WPCNR Morning Sun. July 31, 2002. The New York State Attorney General’s office team evaluating whether to bring a quo warranto court action in Supreme Court on behalf of Larry Delgado to remove Glen Hockley from the White Plains Common Council, will interview White Plains officials and will inspect the District 18 voting machine which had been determined to jam in last November’s election.
The private inspection will take place Friday morning at Fire House Number 2 in White Plains where the suspect voting machine has been stored, the Attorney General’s press officer, Mark Violette reported to WPCNR today. Mr. Violette said he did not know if his attorneys would undertake a full dismantling or breakdown of the machine. He did not think so.
WHAT INSPECTORS SAW LAST NOVEMBER, when the back of the District 18 Voting Machine was removed. After all counters had been returned to zero counts, the Delgado counter jammed at “39,” and could not be rolled back to zero by trained, certifed election machine technicians. The Attorney General’s office may inspect the machine further to see what went wrong, but a press spokesman said he did not know if a more thorough inspection was going to be conducted Friday. White Plains officials would be interviewed he said.
Photo by WPCNR
Marc Violette, Press Officer for the Attorney General said the inspection would be private and not open to the media. Jeffrey Binder, Mr. Delgado’s attorney said he was not attending and that he respected and appreciated the Attorney General office procedure.
Violette told WPCNR today that a three-attorney “screening committee” for quo warranto proceedings would be meeting with White Plains election officials Friday morning to discuss what they knew about the events election night, viewing the voting machine.
Violette said the attorney general’s office is now in the process of verifying the 103 affidavits submitted by the Delgado legal team, from voters voting last November 6 in District 18, who said they voted for Mr. Delgado.
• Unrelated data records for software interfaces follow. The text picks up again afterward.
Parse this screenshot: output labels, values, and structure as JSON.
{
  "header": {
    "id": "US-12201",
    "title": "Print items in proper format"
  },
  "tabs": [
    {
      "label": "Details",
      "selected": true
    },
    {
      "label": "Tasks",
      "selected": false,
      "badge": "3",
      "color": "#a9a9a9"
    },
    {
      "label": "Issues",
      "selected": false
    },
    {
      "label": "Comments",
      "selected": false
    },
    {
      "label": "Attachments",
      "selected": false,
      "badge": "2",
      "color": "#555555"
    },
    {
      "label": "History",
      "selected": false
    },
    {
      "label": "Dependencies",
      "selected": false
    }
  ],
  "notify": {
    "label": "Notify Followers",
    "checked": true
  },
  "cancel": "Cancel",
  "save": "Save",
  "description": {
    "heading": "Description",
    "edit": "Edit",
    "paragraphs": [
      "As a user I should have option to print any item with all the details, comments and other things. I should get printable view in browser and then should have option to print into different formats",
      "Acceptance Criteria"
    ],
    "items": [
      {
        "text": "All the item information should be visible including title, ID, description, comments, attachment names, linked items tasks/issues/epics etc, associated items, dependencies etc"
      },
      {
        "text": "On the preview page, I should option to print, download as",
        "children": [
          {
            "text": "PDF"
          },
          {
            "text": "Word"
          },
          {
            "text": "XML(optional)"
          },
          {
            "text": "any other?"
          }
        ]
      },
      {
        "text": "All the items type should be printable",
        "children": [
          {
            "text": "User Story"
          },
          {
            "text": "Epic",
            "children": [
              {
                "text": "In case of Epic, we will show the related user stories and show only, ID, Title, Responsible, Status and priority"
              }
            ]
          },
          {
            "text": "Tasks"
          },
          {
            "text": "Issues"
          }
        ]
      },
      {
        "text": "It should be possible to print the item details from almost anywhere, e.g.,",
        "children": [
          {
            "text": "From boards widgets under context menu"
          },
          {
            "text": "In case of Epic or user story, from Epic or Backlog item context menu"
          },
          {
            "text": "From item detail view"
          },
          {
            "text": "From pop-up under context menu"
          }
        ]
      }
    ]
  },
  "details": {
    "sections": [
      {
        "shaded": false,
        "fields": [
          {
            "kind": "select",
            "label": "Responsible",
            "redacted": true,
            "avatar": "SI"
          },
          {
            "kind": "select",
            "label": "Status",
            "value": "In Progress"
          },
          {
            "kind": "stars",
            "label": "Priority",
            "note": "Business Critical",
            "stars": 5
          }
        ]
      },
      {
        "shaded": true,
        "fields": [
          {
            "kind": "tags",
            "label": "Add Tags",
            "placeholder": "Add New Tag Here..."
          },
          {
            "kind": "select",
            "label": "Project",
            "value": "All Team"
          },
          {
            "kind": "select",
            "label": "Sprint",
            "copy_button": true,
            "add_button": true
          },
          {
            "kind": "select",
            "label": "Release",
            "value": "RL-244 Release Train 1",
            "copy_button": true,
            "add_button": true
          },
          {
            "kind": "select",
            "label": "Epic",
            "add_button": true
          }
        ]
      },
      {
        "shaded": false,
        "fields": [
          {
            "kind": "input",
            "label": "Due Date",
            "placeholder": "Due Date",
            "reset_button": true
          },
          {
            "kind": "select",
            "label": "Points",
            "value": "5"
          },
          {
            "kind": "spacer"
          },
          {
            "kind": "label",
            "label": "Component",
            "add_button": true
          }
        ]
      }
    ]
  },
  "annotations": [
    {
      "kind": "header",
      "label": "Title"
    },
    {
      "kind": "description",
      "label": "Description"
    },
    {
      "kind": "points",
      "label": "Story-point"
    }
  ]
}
Mr. Violette told WPCNR there was “no timetable” for the Attorney General’s office since no court order interval was in play. Violette said there would be no news conference following his attorneys’ inspection and interviews Friday morning. “We’re doing this work ourselves,” Violette said, “the time frame is open.”
The Story So Far:
At the time when the voting machine was originally ordered inspected by Judge Francis Nicolai of New York State Supreme Court, last December, the machine counter drum tabulating the Larry Delgado votes (top row, second from left) could not be “rolled back” from the “39” count by a professional election machine maintenance technician. (Note nothing but blank roller in the Delgado slot, while all other counters are at “0.”) Both Mr. Hockley’s attorney, Adam Bradley, and Mr. Delgado’s attorneys John Ciampoli and Jeffrey Binder, agreed the machine was jammed.
LEGAL ADVERSARIES AGREE MACHINE JAMMED: Carol Lee Sunderland, of the Board of Elections, left, Jeffrey Binder, Delgado attorney, and Adam Bradley, Hockley attorney conference calling last November at the Board of Elections in which the two camps agreed based on election machine expert advice that the voting machine had jammed.
Photo by WPCNR
No Need to See the Guts.
Attorneys for Mr. Delgado, John Ciampoli and Jeffrey Binder, told Judge Nicolai when the Judge asked them, that they did not think it necessary to execute a thorough breakdown of the machine to determine what set of circumstances actually caused the “Delgado line jam.” The two legal counsel were satisfied to establish that the voting machine had, in fact, jammed at count 39 for Mr. Delgado, approximately 100 votes less than Mr. Delgado’s Republican council running mates, Robert Tuck, and Mike Amodio. The attorneys contended this obviously meant Delgado who had outpaced Amodio and Tuck citywide had obviously lost 100 votes at least, giving him the election over Hockley.
Courts order new election. Court of Appeals Says “Nyet.”
The establishment that there was something wrong with the Delgado counter mechanism was the basis for two consecutive rulings by Judge Nicolai and the Appellate Court in Brooklyn, calling for a new election in White Plains between Mr. Delgado and Mr. Hockley, his rival for the council seat.
The New York State Court of Appeals reversed this decision, officially making Glen Hockley the winner of Mr. Delgado’s Council seat, on the grounds that Mr. Delgado’s only recourse was a quo warranto proceeding, effectively ruling that courts in New York State did not have the jurisidiction to right election night irregularities.
Attorney General’s Office Mulls Now Acts.
In June, the Delgado legal team delivered 103 affidavits of signed affidavits from voters who had said they voted for Mr. Delgado last November 6, enough voters to provide Mr. Delgado with a margin of victory over Mr. Hockley.
The effort to inspect the voting machine Friday morning is the first action the Attorney General’s office has taken to move on Mr. Delgado’s request for a quo warranto proceding.